Recorded information below:

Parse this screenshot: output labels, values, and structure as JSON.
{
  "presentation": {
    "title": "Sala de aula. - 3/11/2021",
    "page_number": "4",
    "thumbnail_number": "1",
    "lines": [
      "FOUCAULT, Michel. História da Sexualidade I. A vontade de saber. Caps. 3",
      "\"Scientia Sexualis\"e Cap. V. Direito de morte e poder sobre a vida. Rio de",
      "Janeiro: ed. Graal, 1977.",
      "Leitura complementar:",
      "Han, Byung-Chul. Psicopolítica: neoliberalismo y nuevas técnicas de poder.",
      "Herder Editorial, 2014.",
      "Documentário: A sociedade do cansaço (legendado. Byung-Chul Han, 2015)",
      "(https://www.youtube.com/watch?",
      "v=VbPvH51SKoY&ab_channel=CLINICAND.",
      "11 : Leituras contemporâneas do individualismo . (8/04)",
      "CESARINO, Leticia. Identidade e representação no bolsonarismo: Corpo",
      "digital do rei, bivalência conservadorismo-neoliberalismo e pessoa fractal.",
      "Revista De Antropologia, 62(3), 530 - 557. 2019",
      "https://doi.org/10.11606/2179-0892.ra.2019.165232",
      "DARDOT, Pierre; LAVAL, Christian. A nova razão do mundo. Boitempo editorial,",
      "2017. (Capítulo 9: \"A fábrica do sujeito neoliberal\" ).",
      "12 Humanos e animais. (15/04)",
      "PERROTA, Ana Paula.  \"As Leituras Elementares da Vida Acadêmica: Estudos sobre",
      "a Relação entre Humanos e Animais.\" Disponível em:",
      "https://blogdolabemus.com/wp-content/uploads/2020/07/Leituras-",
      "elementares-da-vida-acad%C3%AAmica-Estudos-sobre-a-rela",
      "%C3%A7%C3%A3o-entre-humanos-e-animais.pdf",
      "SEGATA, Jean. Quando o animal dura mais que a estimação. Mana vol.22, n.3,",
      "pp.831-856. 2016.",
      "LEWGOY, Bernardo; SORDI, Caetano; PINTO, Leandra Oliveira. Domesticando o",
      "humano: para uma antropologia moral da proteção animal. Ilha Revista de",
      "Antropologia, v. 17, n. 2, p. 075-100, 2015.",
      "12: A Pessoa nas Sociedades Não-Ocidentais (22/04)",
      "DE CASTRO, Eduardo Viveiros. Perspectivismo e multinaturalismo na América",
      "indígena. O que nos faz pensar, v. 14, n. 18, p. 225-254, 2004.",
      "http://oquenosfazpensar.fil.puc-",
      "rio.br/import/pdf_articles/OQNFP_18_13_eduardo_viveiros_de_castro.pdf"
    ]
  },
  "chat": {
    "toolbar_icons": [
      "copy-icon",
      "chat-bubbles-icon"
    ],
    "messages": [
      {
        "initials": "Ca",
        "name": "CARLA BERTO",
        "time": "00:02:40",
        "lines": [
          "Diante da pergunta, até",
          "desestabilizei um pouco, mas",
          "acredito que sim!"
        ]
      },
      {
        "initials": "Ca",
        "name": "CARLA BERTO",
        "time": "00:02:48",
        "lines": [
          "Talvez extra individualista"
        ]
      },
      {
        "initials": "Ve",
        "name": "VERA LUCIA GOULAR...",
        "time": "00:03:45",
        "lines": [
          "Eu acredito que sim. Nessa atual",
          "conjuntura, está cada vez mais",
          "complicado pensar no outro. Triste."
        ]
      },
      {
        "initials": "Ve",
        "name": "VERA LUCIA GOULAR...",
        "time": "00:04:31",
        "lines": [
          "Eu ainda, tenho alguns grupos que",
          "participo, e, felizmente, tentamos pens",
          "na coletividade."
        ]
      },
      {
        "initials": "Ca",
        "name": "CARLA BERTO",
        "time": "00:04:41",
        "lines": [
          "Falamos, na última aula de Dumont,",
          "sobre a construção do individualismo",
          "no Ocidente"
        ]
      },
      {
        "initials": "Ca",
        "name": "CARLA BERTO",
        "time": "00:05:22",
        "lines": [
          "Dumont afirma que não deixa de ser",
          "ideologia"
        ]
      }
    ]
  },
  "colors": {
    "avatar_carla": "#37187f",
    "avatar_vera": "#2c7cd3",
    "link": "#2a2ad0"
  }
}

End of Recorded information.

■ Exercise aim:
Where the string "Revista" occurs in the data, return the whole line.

■ Completed task:
      "Revista De Antropologia, 62(3), 530 - 557. 2019",
      "humano: para uma antropologia moral da proteção animal. Ilha Revista de",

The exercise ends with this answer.